Education (Amdt.) (No. 2) Bill
Tuesday, May 02, 2000
Now, the point has been made that the denominational schools on the whole perform better than government schools and, therefore, one possibility in explaining this difference may be the presence of school boards in the denominational schools. To my mind there are so many other differences between the two systems that I do not think that the difference can be attributed, if there is a difference—which means that the denominational schools perform better—and I am not convinced that this is the case in many instances. It may be in some but I am not convinced that this is the case and certainly nor am I convinced that the presence of school boards is what makes this difference.
However, I would address the Bill and the regulations and make some particular points, apart from my general view that I think there should be more flexibility in the appointment of the boards. If there is not going to be that flexibility then I think one has to take a serious look at the composition of the boards, which may be appropriate in some circumstances but not in others, or alter the composition in such a way as to give the flexibility for them to be appropriate in more than one government school circumstance.
With respect to the Bill itself, as I said I would have liked to have seen clause 23 giving the Minister power to appoint or not appoint in his or her discretion. With respect to clause 7, which addresses section 26 of the original Act, I cannot see the reason for the deletion of paragraph (j), in the original Act, which reads, with respect to school supervisors:

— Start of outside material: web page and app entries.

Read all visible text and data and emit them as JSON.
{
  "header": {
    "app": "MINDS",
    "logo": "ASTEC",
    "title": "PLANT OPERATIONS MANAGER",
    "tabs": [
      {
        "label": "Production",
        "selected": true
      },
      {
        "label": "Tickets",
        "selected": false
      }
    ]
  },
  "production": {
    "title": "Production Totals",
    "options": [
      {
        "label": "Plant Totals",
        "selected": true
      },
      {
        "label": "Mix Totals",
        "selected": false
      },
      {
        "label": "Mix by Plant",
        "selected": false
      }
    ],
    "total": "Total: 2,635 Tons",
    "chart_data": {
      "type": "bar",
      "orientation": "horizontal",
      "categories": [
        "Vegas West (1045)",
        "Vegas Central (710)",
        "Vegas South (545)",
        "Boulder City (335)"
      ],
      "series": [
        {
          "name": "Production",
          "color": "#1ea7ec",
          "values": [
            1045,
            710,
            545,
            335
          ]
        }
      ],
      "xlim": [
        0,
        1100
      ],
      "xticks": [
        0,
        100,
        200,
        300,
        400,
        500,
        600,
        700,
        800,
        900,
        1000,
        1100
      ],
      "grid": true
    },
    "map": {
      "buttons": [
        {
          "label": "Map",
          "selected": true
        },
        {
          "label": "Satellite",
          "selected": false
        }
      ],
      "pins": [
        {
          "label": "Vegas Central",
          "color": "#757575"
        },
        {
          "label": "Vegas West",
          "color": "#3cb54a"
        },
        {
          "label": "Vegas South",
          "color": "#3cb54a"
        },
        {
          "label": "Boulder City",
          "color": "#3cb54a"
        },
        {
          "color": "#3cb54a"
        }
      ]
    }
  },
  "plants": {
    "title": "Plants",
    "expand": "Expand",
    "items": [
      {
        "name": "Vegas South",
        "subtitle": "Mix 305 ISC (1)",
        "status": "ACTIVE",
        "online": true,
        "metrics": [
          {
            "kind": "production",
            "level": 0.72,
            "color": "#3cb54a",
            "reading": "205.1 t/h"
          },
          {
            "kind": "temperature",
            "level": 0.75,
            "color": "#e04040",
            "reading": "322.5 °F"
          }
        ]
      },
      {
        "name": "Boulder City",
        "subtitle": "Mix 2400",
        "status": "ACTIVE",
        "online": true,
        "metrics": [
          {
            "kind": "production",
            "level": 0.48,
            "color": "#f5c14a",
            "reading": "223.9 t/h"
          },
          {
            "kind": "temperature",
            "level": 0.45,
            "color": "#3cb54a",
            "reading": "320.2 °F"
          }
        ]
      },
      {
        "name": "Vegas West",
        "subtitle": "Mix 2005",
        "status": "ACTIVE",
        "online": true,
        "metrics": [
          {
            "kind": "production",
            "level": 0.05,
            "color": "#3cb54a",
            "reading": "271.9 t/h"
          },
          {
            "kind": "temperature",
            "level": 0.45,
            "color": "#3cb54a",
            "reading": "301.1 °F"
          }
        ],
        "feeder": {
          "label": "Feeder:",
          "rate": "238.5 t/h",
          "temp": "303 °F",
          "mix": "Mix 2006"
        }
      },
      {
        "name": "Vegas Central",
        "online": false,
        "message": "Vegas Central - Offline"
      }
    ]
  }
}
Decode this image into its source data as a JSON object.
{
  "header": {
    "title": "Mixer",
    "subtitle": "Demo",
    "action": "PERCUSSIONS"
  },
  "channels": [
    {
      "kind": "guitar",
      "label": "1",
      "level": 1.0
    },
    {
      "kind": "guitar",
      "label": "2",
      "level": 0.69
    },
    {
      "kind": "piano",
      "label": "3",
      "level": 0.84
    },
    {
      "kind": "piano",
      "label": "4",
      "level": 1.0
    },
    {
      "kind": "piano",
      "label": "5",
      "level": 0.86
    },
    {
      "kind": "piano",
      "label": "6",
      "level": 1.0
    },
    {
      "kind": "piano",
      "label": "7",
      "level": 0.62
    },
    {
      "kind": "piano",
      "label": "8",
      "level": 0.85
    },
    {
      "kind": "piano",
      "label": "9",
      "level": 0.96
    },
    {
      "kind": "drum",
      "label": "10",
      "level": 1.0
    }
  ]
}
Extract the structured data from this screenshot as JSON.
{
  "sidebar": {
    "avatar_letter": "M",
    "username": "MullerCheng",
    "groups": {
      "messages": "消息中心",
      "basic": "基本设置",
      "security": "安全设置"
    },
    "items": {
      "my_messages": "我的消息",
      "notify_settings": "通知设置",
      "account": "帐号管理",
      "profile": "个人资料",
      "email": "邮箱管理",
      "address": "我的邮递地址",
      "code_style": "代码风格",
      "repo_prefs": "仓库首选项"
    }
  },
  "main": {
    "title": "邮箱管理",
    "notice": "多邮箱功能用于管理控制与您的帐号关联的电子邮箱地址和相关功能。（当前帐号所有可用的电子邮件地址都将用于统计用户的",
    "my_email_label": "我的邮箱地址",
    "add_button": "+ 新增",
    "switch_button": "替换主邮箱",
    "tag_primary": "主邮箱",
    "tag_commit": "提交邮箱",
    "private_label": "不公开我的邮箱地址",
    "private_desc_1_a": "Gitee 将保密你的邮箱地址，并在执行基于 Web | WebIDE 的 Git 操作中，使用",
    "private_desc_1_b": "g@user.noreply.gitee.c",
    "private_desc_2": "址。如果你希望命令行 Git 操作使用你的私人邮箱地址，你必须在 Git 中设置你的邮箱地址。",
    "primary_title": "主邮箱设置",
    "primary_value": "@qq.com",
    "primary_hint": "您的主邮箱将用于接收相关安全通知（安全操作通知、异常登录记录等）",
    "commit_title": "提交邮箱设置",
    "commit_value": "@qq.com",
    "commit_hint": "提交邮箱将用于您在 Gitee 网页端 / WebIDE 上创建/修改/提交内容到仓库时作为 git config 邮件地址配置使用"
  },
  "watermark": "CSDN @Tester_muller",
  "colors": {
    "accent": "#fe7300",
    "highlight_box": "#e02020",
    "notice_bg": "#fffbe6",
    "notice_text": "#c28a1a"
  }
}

“dealing with all other matters of organisation, management and administration as may be referred to him by the Minister;”
Incidentally I might also ask the question, if the original Act says that school supervisors are appointed where there are no committees or, now, school boards, why have we left in anything about school supervisors at all? I wonder if the Minister—if I could attract her attention? [Laughter] I wonder if the Minister, if I could attract her attention—[Interruption]
Mr. President: Minister of Education, I think the Senator wants to attract your attention.
Mrs. Persad-Bissessar: My apologies.
Sen. Prof. J. Spence: I just hope that in your winding up you would give some explanation—or, if you would like to give it now I would be prepared to give way—as to, if the creation of school boards applies to all government schools and the original Act suggested that supervisors would be appointed if